As the likelihood of war between Russia and Ukraine grows so does the likelihood of nuclear war.
The Doomsday clock-hands have been stuck, seemingly, at 100 seconds to Midnight since 2020, nearer to the metaphorical (and we hope never literal) apocalypse than they officially ever were even during the heights and depths of the cold war. For perspective, the furthest away from midnight they have ever been was 17 mins to midnight in 1990. They were at 2 mins to midnight during a period of intense H-Bomb testing by both the US and the USSR during the early 1950s, when US pre-emptive strikes on the USSR were actively contemplated. In the year the world nearly ended twice (1983), with the Stanislav Petrov incident and the Able Archer exercises, the Doomsday Clock hands were at 3 mins to midnight.
They’ve been at 100 seconds to midnight for 2 and a bit years and three Doomsday Clock announcements – too long.
A factor that surely must have fed into the considerations of the Doomsday Clock’s rather highly qualified advisory panel has to have been the current standoff over Ukraine, and the attendant speculation – certainly a worst case scenario but by no means an impossible one – that high intensity conflict over and in Ukraine might spill over into a wider Russia-NATO conflict, which could easily in turn go nuclear, possibly via the use of tactical nuclear weapons in Kaliningrad.
A nuclear conflict between the US/NATO and Russia would of course, be civilisation-ending, and not merely because the targeting of any large number of cities would cause firestorms that would loft appx 150 million tonnes of soot into the upper stratosphere, replacing global warming temporarily with nuclear winter. A nuclear conflict even if it stopped with the use of only a very small number of weapons, and even if it targeted no cities at all, would, if it took place in space, destroy in its first nanoseconds, the technical basis of modern telecommunications. The effects of Electromagnetic Pulse (EMP) would damage or destroy everything from the internet to the high tension grid.
Such nuclear use could get going either because events on the ground made use of tactical nuclear weapons in Europe take place (Maybe as a result of NATO attacks on the Russian exclave of Kaliningrad, or because of their use in Belarus) – or because one side or the other decided to use nuclear weapons in space to disable the other.
Russian senior strategic experts over a decade ago, seemingly warned Australian experts that in the event of nuclear conflict ‘missiles will go everywhere’, and that the ‘joint facilities’ in Pine Gap and Northwest Cape would be high priority targets.
Widespread conventional war over Ukraine could become the most intense conflict Europe has seen since 1945. In that case it would have a good chance to go nuclear, though nothing is inevitable. Even if it remained conventional it will be a catastrophe. An exit strategy that recognises the concerns of ALL involved – including Russia – has to be found.
Otherwise, ‘loitering on the doorstep of doom’ will become entering the abyss.

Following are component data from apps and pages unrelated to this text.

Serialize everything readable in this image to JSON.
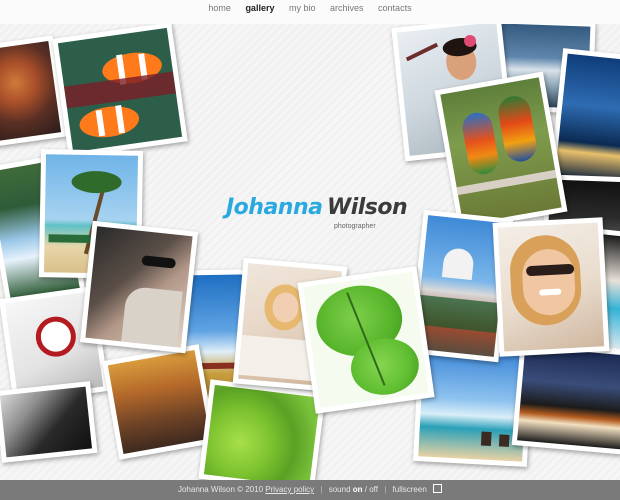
{
  "nav": {
    "items": [
      {
        "label": "home",
        "active": false
      },
      {
        "label": "gallery",
        "active": true
      },
      {
        "label": "my bio",
        "active": false
      },
      {
        "label": "archives",
        "active": false
      },
      {
        "label": "contacts",
        "active": false
      }
    ]
  },
  "logo": {
    "first_name": "Johanna",
    "last_name": "Wilson",
    "subtitle": "photographer"
  },
  "photos": [
    {
      "subject": "coral reef"
    },
    {
      "subject": "clownfish"
    },
    {
      "subject": "waterfall"
    },
    {
      "subject": "palm tree beach"
    },
    {
      "subject": "woman with sunglasses"
    },
    {
      "subject": "white interior"
    },
    {
      "subject": "woman in black dress"
    },
    {
      "subject": "woman with flowers"
    },
    {
      "subject": "snowy mountains"
    },
    {
      "subject": "parrots"
    },
    {
      "subject": "night harbor"
    },
    {
      "subject": "dark city"
    },
    {
      "subject": "woman smiling with sunglasses"
    },
    {
      "subject": "mosque domes"
    },
    {
      "subject": "blue sky with clouds"
    },
    {
      "subject": "blonde woman"
    },
    {
      "subject": "green leaf"
    },
    {
      "subject": "golden bridge"
    },
    {
      "subject": "green leaves"
    },
    {
      "subject": "beach people"
    },
    {
      "subject": "city night traffic"
    },
    {
      "subject": "turquoise portrait"
    }
  ],
  "footer": {
    "copyright": "Johanna Wilson © 2010",
    "privacy": "Privacy policy",
    "sound_label": "sound",
    "sound_on": "on",
    "sound_off": "off",
    "fullscreen": "fullscreen"
  },
  "colors": {
    "accent": "#2aa9e0",
    "dark_text": "#3b3b3b",
    "footer_bg": "#7a7a7a"
  }
}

And the Doomsday Clock hands will be at midnight.
Such an outcome is not at all inevitable, but it’s up to us to make sensible decisions that avoid it.
These include a range of nuclear risk reduction measures ranging from No First Use of nuclear weapons, through de-alerting, to mutual transparency and military to military communication, with No First Use the one currently most talked about. According to Uta Zapf, formerly chair of the Bundestag’s committee on strategic weapons in a recent blog article:

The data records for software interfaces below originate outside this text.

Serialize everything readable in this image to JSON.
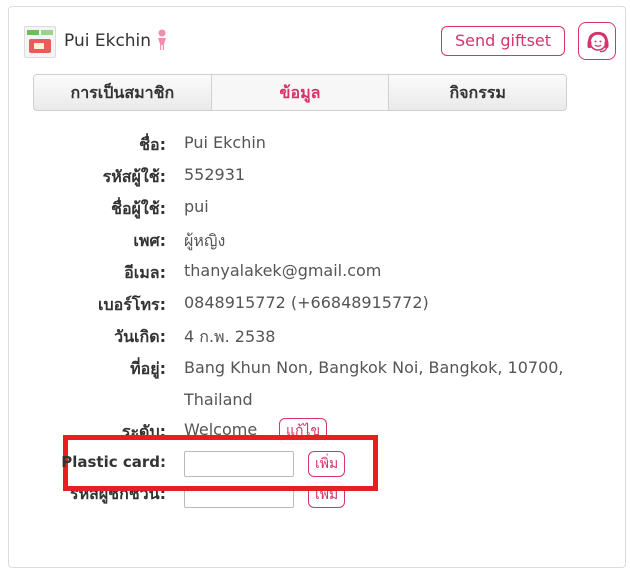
{
  "header": {
    "username": "Pui  Ekchin",
    "send_giftset_label": "Send giftset",
    "gender_icon": "female-icon",
    "support_icon": "headset-support-icon"
  },
  "tabs": [
    {
      "label": "การเป็นสมาชิก"
    },
    {
      "label": "ข้อมูล",
      "active": true
    },
    {
      "label": "กิจกรรม"
    }
  ],
  "profile": {
    "name_label": "ชื่อ:",
    "name_value": "Pui  Ekchin",
    "user_id_label": "รหัสผู้ใช้:",
    "user_id_value": "552931",
    "username_label": "ชื่อผู้ใช้:",
    "username_value": "pui",
    "gender_label": "เพศ:",
    "gender_value": "ผู้หญิง",
    "email_label": "อีเมล:",
    "email_value": "thanyalakek@gmail.com",
    "phone_label": "เบอร์โทร:",
    "phone_value": "0848915772 (+66848915772)",
    "birthday_label": "วันเกิด:",
    "birthday_value": "4  ก.พ.  2538",
    "address_label": "ที่อยู่:",
    "address_value": "Bang  Khun  Non,  Bangkok  Noi,  Bangkok,  10700,  Thailand",
    "level_label": "ระดับ:",
    "level_value": "Welcome",
    "level_edit_label": "แก้ไข",
    "plastic_card_label": "Plastic card:",
    "plastic_card_value": "",
    "plastic_card_add_label": "เพิ่ม",
    "referral_label": "รหัสผู้ชักชวน:",
    "referral_value": "",
    "referral_add_label": "เพิ่ม"
  },
  "colors": {
    "accent": "#d6336c",
    "highlight_box": "#e62020"
  }
}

“Adoption of a no-first-use policy will be a first step and a door opener for an urgently needed dialogue on the role of NW in military doctrines and strategies”

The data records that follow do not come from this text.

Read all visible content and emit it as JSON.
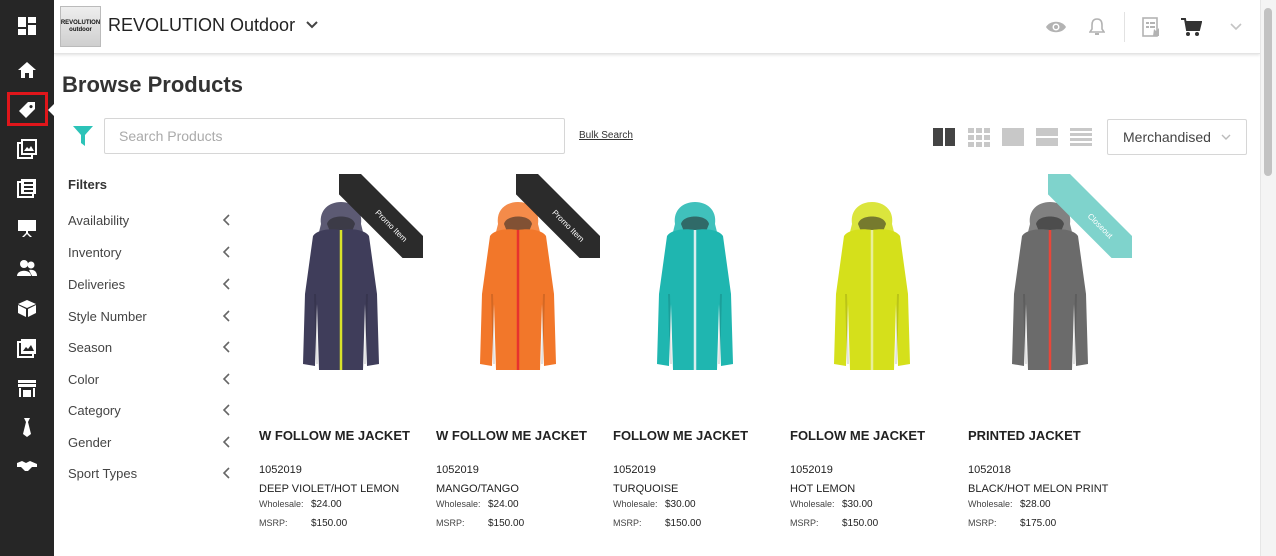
{
  "app": {
    "store_name": "REVOLUTION Outdoor",
    "logo_line1": "REVOLUTION",
    "logo_line2": "outdoor"
  },
  "rail": {
    "items": [
      {
        "name": "dashboard-icon"
      },
      {
        "name": "home-icon"
      },
      {
        "name": "tag-icon",
        "active": true
      },
      {
        "name": "linesheet-icon"
      },
      {
        "name": "catalog-icon"
      },
      {
        "name": "presentation-icon"
      },
      {
        "name": "customers-icon"
      },
      {
        "name": "box-icon"
      },
      {
        "name": "gallery-icon"
      },
      {
        "name": "storefront-icon"
      },
      {
        "name": "tie-icon"
      },
      {
        "name": "handshake-icon"
      }
    ]
  },
  "header": {
    "icons": [
      "eye-icon",
      "bell-icon",
      "order-icon",
      "cart-icon",
      "chevron-down-icon"
    ]
  },
  "main": {
    "title": "Browse Products",
    "search_placeholder": "Search Products",
    "bulk_search": "Bulk Search",
    "sort_value": "Merchandised",
    "view_modes": [
      "large-grid",
      "small-grid",
      "single",
      "list",
      "compact-list"
    ],
    "active_view": "large-grid"
  },
  "filters": {
    "title": "Filters",
    "items": [
      "Availability",
      "Inventory",
      "Deliveries",
      "Style Number",
      "Season",
      "Color",
      "Category",
      "Gender",
      "Sport Types"
    ]
  },
  "labels": {
    "wholesale": "Wholesale:",
    "msrp": "MSRP:"
  },
  "products": [
    {
      "name": "W FOLLOW ME JACKET",
      "style": "1052019",
      "color": "DEEP VIOLET/HOT LEMON",
      "wholesale": "$24.00",
      "msrp": "$150.00",
      "ribbon": "Promo Item",
      "ribbon_color": "#2b2b2b",
      "body_color": "#3f3d5a",
      "accent_color": "#d8e22a"
    },
    {
      "name": "W FOLLOW ME JACKET",
      "style": "1052019",
      "color": "MANGO/TANGO",
      "wholesale": "$24.00",
      "msrp": "$150.00",
      "ribbon": "Promo Item",
      "ribbon_color": "#2b2b2b",
      "body_color": "#f2772a",
      "accent_color": "#e7322e"
    },
    {
      "name": "FOLLOW ME JACKET",
      "style": "1052019",
      "color": "TURQUOISE",
      "wholesale": "$30.00",
      "msrp": "$150.00",
      "ribbon": "",
      "ribbon_color": "",
      "body_color": "#1fb6b0",
      "accent_color": "#d9eeee"
    },
    {
      "name": "FOLLOW ME JACKET",
      "style": "1052019",
      "color": "HOT LEMON",
      "wholesale": "$30.00",
      "msrp": "$150.00",
      "ribbon": "",
      "ribbon_color": "",
      "body_color": "#d5e01b",
      "accent_color": "#e9ef9a"
    },
    {
      "name": "PRINTED JACKET",
      "style": "1052018",
      "color": "BLACK/HOT MELON PRINT",
      "wholesale": "$28.00",
      "msrp": "$175.00",
      "ribbon": "Closeout",
      "ribbon_color": "#7fd3cc",
      "body_color": "#6b6b6b",
      "accent_color": "#e8463a"
    }
  ]
}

We are indeed ‘loitering in the doorway of doom’. If we don’t want to go in there, the decision to take sensible steps and go someplace safer is still ours alone.
People for Nuclear Disarmament
Human Survival Project
Co-Convenor, Abolition 2000 Nuclear Risk Reduction Working Group
Photo: Doomsday Clock reveal 2022. 100 seconds to midnight. Photo courtesy of the Bulletin of the Atomic Scientists